In the end, maybe for the not very good reason than hoping the 9 he saw in clubs might have its legendary magic properties he discarded the ♦4.
OK, time to try the spades. To be on the safe side he first lead to the Ace on the table – just in case a singleton Queen was with an opponent – it would be so annoying to have that win. Then back to hand winning with the ♣A with twin objectives of being in the right place to finesse the ♠J and also to develop an eventual winner in clubs hopefully.
Time to get lucky, he lead a low spade and played the Jack on the table. It lost to the Queen. So not so lucky after all.
At this point in the game, South was on lead with these cards:
A spade did not look like a good idea and he had no hearts thanks to declarer’s double duck. Perhaps put off by the sight of the ♦K on the table he chose to lead the ♣8, though the Jack at the top-of-a-sequence in diamonds was surely screaming for his attention.
Well part of being lucky is having an opponent make a mistake for you. West went up with the ♣K and was interested to see North dropping the Jack. That could be good news he thought, maybe North is out of clubs now and can’t be reached to cash his 2 heart winners. Or South can be end-played. Or something.
Moving on, he cashed his 2 spade tricks on the table, dropping a club from hand. Then he played a club and prayed…
He had got lucky that night after all, both the Queen and the 10 fell, as they split 3-3 – a 36% chance.

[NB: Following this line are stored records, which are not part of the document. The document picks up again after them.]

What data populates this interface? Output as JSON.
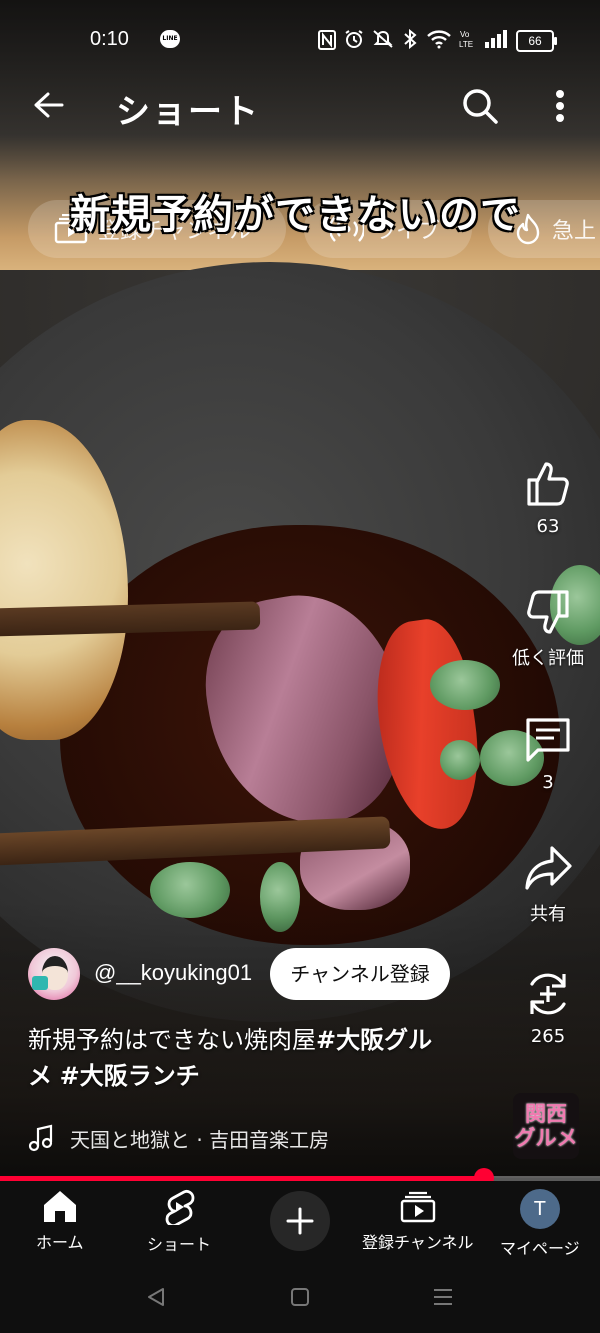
{
  "status_bar": {
    "time": "0:10",
    "line_label": "LINE",
    "battery": "66",
    "icons": [
      "nfc-icon",
      "alarm-icon",
      "mute-icon",
      "bluetooth-icon",
      "wifi-icon",
      "volte-icon",
      "signal-icon",
      "battery-icon"
    ]
  },
  "header": {
    "title": "ショート",
    "icons": [
      "back-arrow-icon",
      "search-icon",
      "more-vert-icon"
    ]
  },
  "chips": [
    {
      "label": "登録チャンネル",
      "icon": "subscriptions-icon"
    },
    {
      "label": "ライブ",
      "icon": "live-icon"
    },
    {
      "label": "急上",
      "icon": "trending-icon"
    }
  ],
  "video": {
    "caption": "新規予約ができないので"
  },
  "actions": {
    "like_count": "63",
    "dislike_label": "低く評価",
    "comments_count": "3",
    "share_label": "共有",
    "remix_count": "265"
  },
  "channel": {
    "name": "@__koyuking01",
    "subscribe_label": "チャンネル登録"
  },
  "description": {
    "text": "新規予約はできない焼肉屋",
    "tag1": "#大阪グル",
    "line2_tag1": "メ",
    "line2_tag2": "#大阪ランチ"
  },
  "music": {
    "text": "天国と地獄と · 吉田音楽工房"
  },
  "logo": {
    "line1": "関西",
    "line2": "グルメ"
  },
  "progress": {
    "played_fraction": 0.807,
    "color": "#ff0033"
  },
  "bottom_nav": {
    "home": "ホーム",
    "shorts": "ショート",
    "subscriptions": "登録チャンネル",
    "mypage": "マイページ",
    "avatar_initial": "T"
  }
}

South holding just diamonds now had no option but to lead one. South won that in hand with the Ace, crossed to table with the ♦K and won the last trick in style with ♣9. Well that was good fun.
The full hand was:
- BANGALTER Thomas, DEHOMEM-CHRISTO Guy-Manuel, RODGERS Nile, WILLIAMS Pharrell, “Get Lucky”, 2013. An award-winning disco song by French duo Daft Punk that was released on 19 April 2013.
- Dirty Harry, film released 23 December 1971, directed by Don Siegel featuring Clint Eastwood.
- “Love Potion No. 9”, http://bridgeclub-quodlibet.ch/?p=393632